“You probably know less about my career as an architect and the professional experience that has driven me to step forward and run for office,” Ehrlich told the gathering.
“My specialty is the design and construction of affordable housing — high-quality, energy-efficient, and gracious homes for low- and middle-income families, for our workforce, for seniors, and special-needs populations.
“In my 15 years of experience,” Ehrlich said, “I’ve drawn from my passion for service and my focus on the environment — both the built environment and the natural environment. My work has combined two goals: building the social equity and value that we create by reinvesting in our communities, and pushing the potential of building design and science to help lower energy costs and shift to a new, sustainable model for the economy and the environment.

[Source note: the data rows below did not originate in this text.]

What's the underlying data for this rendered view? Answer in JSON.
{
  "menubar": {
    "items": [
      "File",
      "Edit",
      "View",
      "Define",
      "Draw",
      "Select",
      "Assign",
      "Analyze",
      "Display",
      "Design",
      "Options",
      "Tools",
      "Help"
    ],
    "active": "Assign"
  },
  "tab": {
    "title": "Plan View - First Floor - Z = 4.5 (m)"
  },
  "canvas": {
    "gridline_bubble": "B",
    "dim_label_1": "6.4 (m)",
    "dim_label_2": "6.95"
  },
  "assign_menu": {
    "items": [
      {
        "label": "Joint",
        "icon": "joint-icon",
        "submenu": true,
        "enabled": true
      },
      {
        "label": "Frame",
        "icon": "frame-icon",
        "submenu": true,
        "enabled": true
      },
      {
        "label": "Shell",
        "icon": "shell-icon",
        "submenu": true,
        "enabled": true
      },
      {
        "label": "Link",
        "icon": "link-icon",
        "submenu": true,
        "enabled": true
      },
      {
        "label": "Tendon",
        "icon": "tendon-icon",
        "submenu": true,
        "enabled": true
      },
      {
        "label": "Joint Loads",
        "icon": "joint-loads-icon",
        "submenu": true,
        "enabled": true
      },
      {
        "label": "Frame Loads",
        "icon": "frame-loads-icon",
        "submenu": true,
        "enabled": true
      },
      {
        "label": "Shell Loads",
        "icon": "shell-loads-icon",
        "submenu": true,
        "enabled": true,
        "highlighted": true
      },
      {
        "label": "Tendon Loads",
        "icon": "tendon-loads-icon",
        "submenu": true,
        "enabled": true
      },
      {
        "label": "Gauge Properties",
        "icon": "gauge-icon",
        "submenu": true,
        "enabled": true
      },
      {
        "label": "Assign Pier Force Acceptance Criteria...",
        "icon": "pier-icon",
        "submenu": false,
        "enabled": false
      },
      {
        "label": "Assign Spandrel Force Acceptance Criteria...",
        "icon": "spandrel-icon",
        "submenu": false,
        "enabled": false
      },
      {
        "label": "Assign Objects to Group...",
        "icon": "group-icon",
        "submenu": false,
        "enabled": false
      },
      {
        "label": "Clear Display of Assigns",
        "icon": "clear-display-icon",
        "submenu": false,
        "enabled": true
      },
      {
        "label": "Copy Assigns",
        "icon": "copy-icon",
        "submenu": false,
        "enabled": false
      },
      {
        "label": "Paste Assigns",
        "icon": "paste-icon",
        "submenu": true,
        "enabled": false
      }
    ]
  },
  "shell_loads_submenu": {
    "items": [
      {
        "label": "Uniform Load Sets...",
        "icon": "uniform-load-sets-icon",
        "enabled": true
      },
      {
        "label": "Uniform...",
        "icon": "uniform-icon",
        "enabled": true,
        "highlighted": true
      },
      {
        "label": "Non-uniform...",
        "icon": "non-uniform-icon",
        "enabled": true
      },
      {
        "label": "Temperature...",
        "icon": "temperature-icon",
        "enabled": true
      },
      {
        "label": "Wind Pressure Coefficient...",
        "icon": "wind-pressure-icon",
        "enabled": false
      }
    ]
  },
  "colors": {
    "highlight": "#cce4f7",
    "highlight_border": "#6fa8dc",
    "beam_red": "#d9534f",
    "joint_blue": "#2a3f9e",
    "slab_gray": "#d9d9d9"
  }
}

“Here in Madison,” Ehrlich said, “we have the opportunity to build on our successes in affordable housing and environmental stewardship. We also have an obligation to plan for a future that is socially, economically, and environmentally sustainable.
“As a councilwoman, I will focus on street safety, prudent infrastructure investments, and the preservation of the residential scale and character of our neighborhoods. I look forward to continuing conversations in Madison about climate change and how we can take meaningful collective action to face this threat to our security.”
‘Make A Difference’
In her comments, Councilwoman Byrne stated that “Madison is a diverse community. Bob has spent most of his life here while Rachel is new to Madison, but she is also someone who immediately got involved in the community and currently serves as a valuable member of our Planning Board.
“I grew up in Jersey City but have lived in Madison for 25 years,” Byrne noted. “When I first ran for the Borough Council in 2014, my father, who was active in Hudson County politics, asked me why I was running: ‘How much do they pay you?’ ‘Do you get a car?’ ‘Do you get an assistant?’ After getting answers of ‘Nothing,’ ‘No,’ and ‘No,’ he then asked me again, ‘So why are you running?’
“I responded, ‘Because serving on the council would give me the opportunity to contribute even more than I do now to the community. I believe that I can make a difference.’ And I believe that I have,” Byrne said.
“I have thoroughly enjoyed my first term on the Borough Council. We have a great council and a great administration. We plan effectively for our future. Before Bob was elected mayor, the council didn’t do a very good job of planning, and we have been playing catch-up ever since. But we are in great shape now. We are investing in our infrastructure, services have been increased, and this year there was a zero percent increase in our municipal tax rate. And we increased the electric utility dividend,” Byrne pointed out.
The dividends on electric bills are possible because Madison is one of only nine municipalities in New Jersey that operate their own electric utilities; the others are Butler, Lavallette, Milltown, Park Ridge, Pemberton, Seaside Heights, South River and Vineland.
When the electric utility revenues generate sufficient “free balance,” or surplus, in its accounts, Madison officials convert the dollar amount into a percent kilowatt hour credit for a performance adjustment that is returned to ratepayers in their electric utility bills.
“We want this kind of quality municipal government to continue,” Byrne said, “so please help to give Bob another four years as mayor and me three more on the council. And please also help us to elect Rachel Ehrlich to a first term on the council. I am very excited to have her running and hope that she is elected to join us on the council, where she can bring her knowledge, great ideas, and energy to help make Madison an even better place to live in the coming years.”